■ Input records
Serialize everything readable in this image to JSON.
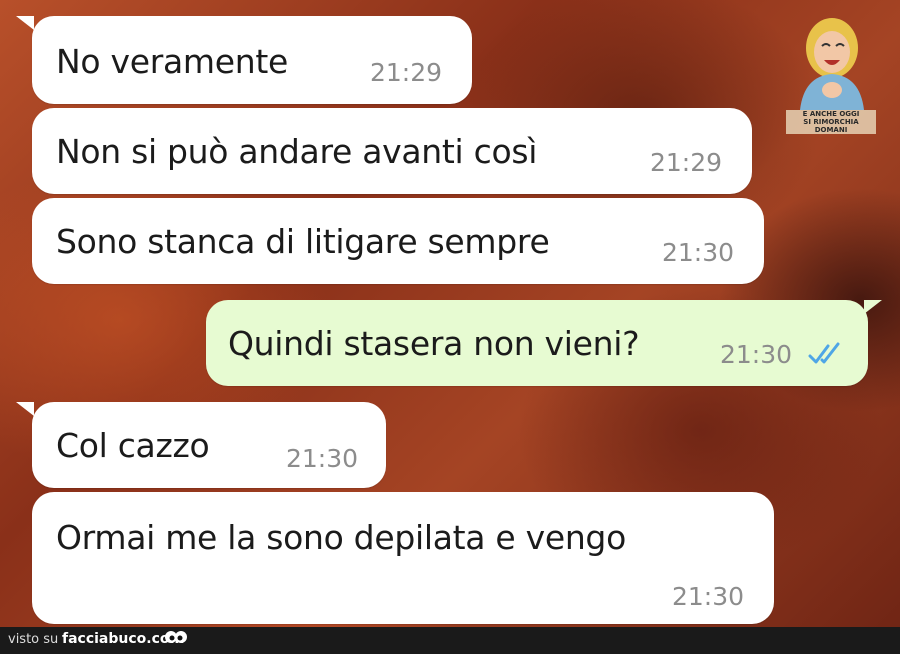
{
  "messages": [
    {
      "direction": "incoming",
      "text": "No veramente",
      "time": "21:29"
    },
    {
      "direction": "incoming",
      "text": "Non si può andare avanti così",
      "time": "21:29"
    },
    {
      "direction": "incoming",
      "text": "Sono stanca di litigare sempre",
      "time": "21:30"
    },
    {
      "direction": "outgoing",
      "text": "Quindi stasera non vieni?",
      "time": "21:30",
      "status_icon": "double-check-read-icon"
    },
    {
      "direction": "incoming",
      "text": "Col cazzo",
      "time": "21:30"
    },
    {
      "direction": "incoming",
      "text": "Ormai me la sono depilata e vengo",
      "time": "21:30"
    }
  ],
  "watermark": {
    "caption_line1": "E ANCHE OGGI",
    "caption_line2": "SI RIMORCHIA DOMANI"
  },
  "footer": {
    "prefix": "visto su",
    "site": "facciabuco.com"
  },
  "colors": {
    "incoming_bubble": "#ffffff",
    "outgoing_bubble": "#e7fbd2",
    "read_ticks": "#4fa6e6",
    "timestamp": "#8c8c8c"
  }
}
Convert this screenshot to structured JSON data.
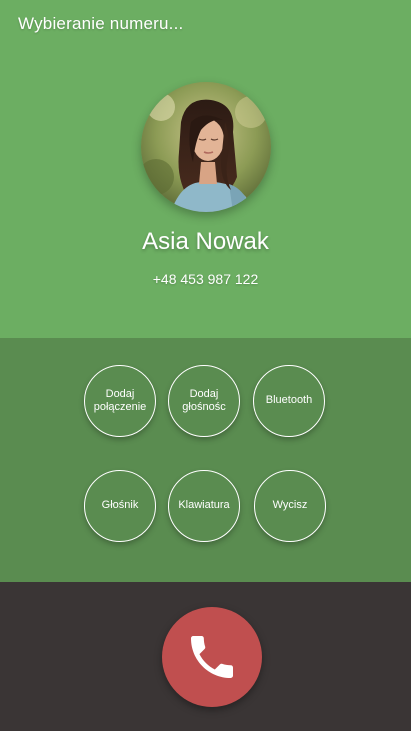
{
  "header": {
    "status": "Wybieranie numeru..."
  },
  "contact": {
    "name": "Asia Nowak",
    "phone": "+48 453 987 122"
  },
  "controls": {
    "add_call": "Dodaj\npołączenie",
    "add_volume": "Dodaj\ngłośnośc",
    "bluetooth": "Bluetooth",
    "speaker": "Głośnik",
    "keypad": "Klawiatura",
    "mute": "Wycisz"
  },
  "colors": {
    "top_green": "#6cae62",
    "controls_green": "#5a8c50",
    "bottom_dark": "#3a3535",
    "hangup_red": "#c04f4f"
  },
  "icons": {
    "hangup": "phone-icon"
  }
}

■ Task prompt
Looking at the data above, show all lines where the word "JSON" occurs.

■ Reply
Serialize everything readable in this image to JSON.
Convert this screenshot to structured JSON data.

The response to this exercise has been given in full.